### Task to carry out
List all lines of the data that include the string "this".

*** Source material ***

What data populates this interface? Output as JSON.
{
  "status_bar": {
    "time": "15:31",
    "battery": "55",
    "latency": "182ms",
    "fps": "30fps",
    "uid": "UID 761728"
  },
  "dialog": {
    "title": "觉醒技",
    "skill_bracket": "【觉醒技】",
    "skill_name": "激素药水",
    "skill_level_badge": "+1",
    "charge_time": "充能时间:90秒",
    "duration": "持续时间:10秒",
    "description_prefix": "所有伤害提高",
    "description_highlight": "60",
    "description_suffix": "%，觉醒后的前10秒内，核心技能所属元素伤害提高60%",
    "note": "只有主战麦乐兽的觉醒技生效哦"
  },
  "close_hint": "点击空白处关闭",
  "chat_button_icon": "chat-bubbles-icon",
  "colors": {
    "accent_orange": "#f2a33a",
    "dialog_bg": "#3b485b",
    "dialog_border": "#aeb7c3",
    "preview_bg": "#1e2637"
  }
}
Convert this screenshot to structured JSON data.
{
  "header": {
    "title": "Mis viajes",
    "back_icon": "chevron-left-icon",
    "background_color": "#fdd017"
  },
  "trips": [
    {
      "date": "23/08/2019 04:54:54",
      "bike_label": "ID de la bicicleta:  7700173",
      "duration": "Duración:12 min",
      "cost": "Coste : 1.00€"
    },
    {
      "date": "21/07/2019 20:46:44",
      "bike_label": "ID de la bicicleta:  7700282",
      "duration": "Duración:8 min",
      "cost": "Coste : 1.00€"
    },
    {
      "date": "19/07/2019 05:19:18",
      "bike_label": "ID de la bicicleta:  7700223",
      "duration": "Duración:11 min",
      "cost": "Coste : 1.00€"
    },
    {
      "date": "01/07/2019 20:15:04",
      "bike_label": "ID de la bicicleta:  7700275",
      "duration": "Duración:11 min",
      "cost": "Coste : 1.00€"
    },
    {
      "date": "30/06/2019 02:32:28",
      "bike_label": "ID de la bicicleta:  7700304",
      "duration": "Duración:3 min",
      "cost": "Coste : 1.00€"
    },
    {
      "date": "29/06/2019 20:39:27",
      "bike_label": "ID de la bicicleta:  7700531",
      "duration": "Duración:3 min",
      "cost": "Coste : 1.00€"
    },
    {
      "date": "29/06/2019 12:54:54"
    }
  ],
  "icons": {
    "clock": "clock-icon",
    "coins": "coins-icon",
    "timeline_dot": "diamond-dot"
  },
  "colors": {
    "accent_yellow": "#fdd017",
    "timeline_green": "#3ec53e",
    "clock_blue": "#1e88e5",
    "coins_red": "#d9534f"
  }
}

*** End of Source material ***

### Reply to the exercise
What data populates this interface? Output as JSON.
Convert this screenshot to structured JSON data.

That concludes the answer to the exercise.